"Memories" is made up of three separate science-fiction stories. In the first, "Magnetic Rose," four space travelers are drawn into an abandoned spaceship that contains a world created by ... See full summary »
Piel, a 7 or 8 year old boy, is alone on the desert planet Perdide, only survivor of an attack by giant hornets. Calling for help, Piel's father's friend Jaffar keeps contact with the kid ... See full summary »
A boy born the size of a small doll is kidnapped by a genetic lab and must find a way back to his father in this inventive adventure filmed using stop motion animation techniques. Tom meets... See full summary »
On a far-off planet, a Kingdom tries to launch the planet's first manned spacecraft. This ten year old project not only faces funding and technical problem, but also is subject to political conspiracy and the neighboring Republic's aggression. It's all up to Shilo, the first spaceman to be, his friends and their faith to make the space program a success. Written by
Tzung-I Lin <email@example.com>
In March of 1992 producers at Gainax had began planning on a sequel film called "Aoki Uru" with Hideaki Anno slated to direct. The project fell through a year later due to financial difficulties faced by the studio, but the failure opened the door for Anno to produce his series, Neon Genesis Evangelion (1995). See more »
A bit slow, but has one of the best endings in all of anime.
For all the flaws in this movie (actual or perceived), I have to admit that ending has stuck with me since I first saw the dubbed version five years ago. All that fighting, all that posturing--for what? No one end up caring, no one listens to their pleas for the end of violence. It is very easy to understand how these moviemakers were able to later make Neon Genesis Evangelion, which has many of the same issues (religion, an examination of the belief that some people have that "the way justifies the means," technology and the use and misuse of it by humans, etc.).
The biggest problem I have with the movie is the attempted rape scene and the victim's subsequent forgiveness of the perpetrator (the hero of the movie). I couldn't tell whether the filmmakers were being sarcastic of her religion or if they really felt it was a good thing for her to forgive him--or if they needed that scene at all. I bought the DVD, hoping that the director's commentary would shed more light on the subject--they spend more time discussing how the cels (of the girl naked) were stolen before they could give them to friends than they did explaining the purpose of the scene in the movie.
Another thing is that Wings doesn't completely break out of the anime mold to become a mainstream film--it occasionally slips into anime-style slapstick and there's a few too much insider talk (both in technological aspects and inside jokes).
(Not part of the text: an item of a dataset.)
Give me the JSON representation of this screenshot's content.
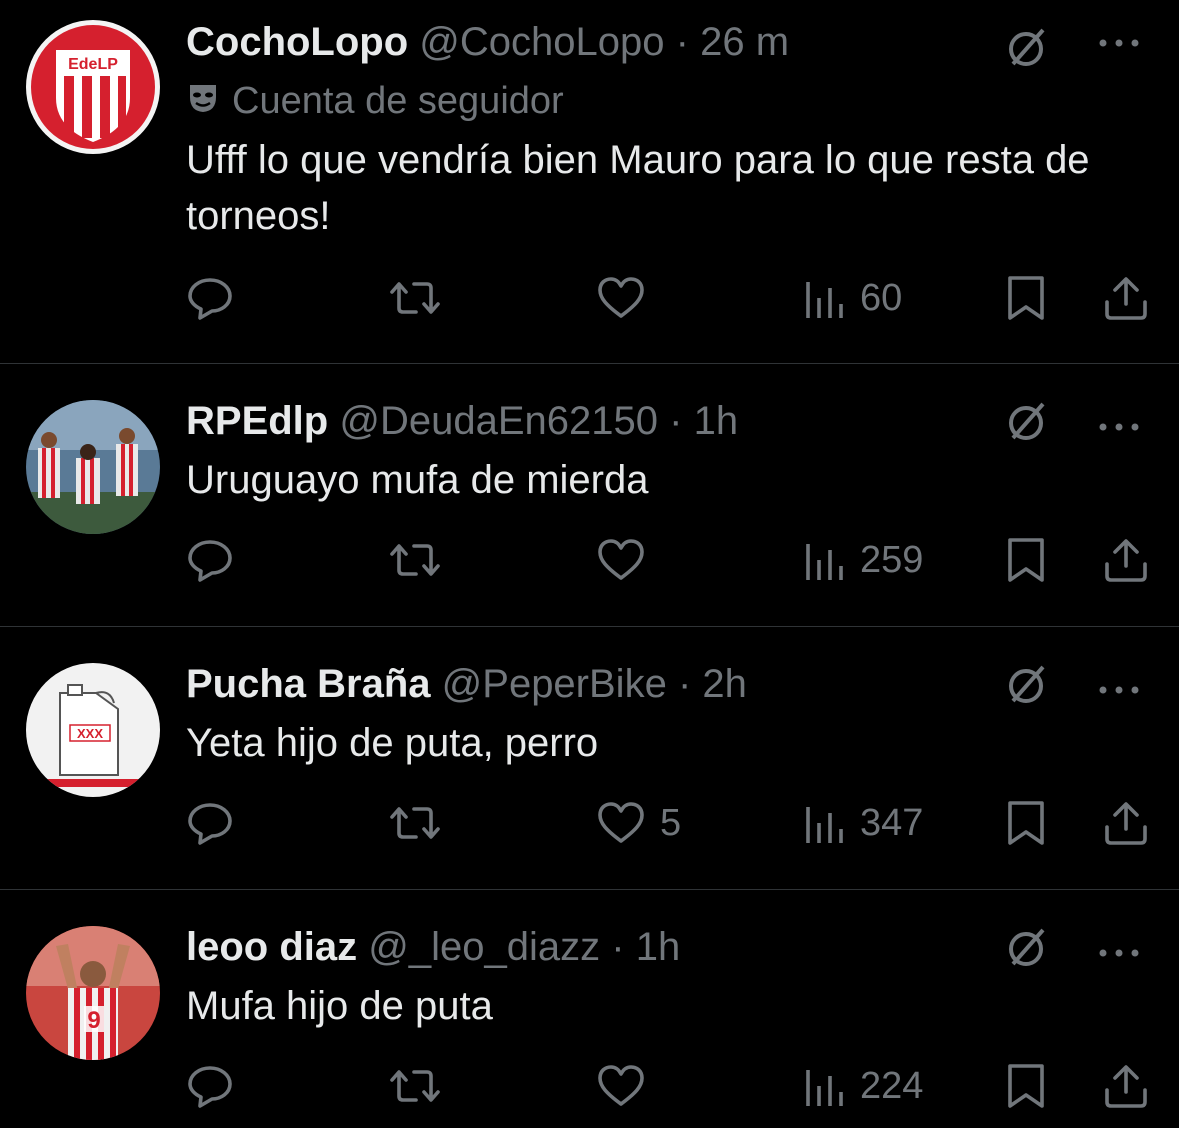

Beyond that, it is a daring, engrossing but deliberately-paced animated film.
9 of 12 people found this review helpful.
Was this review helpful to you?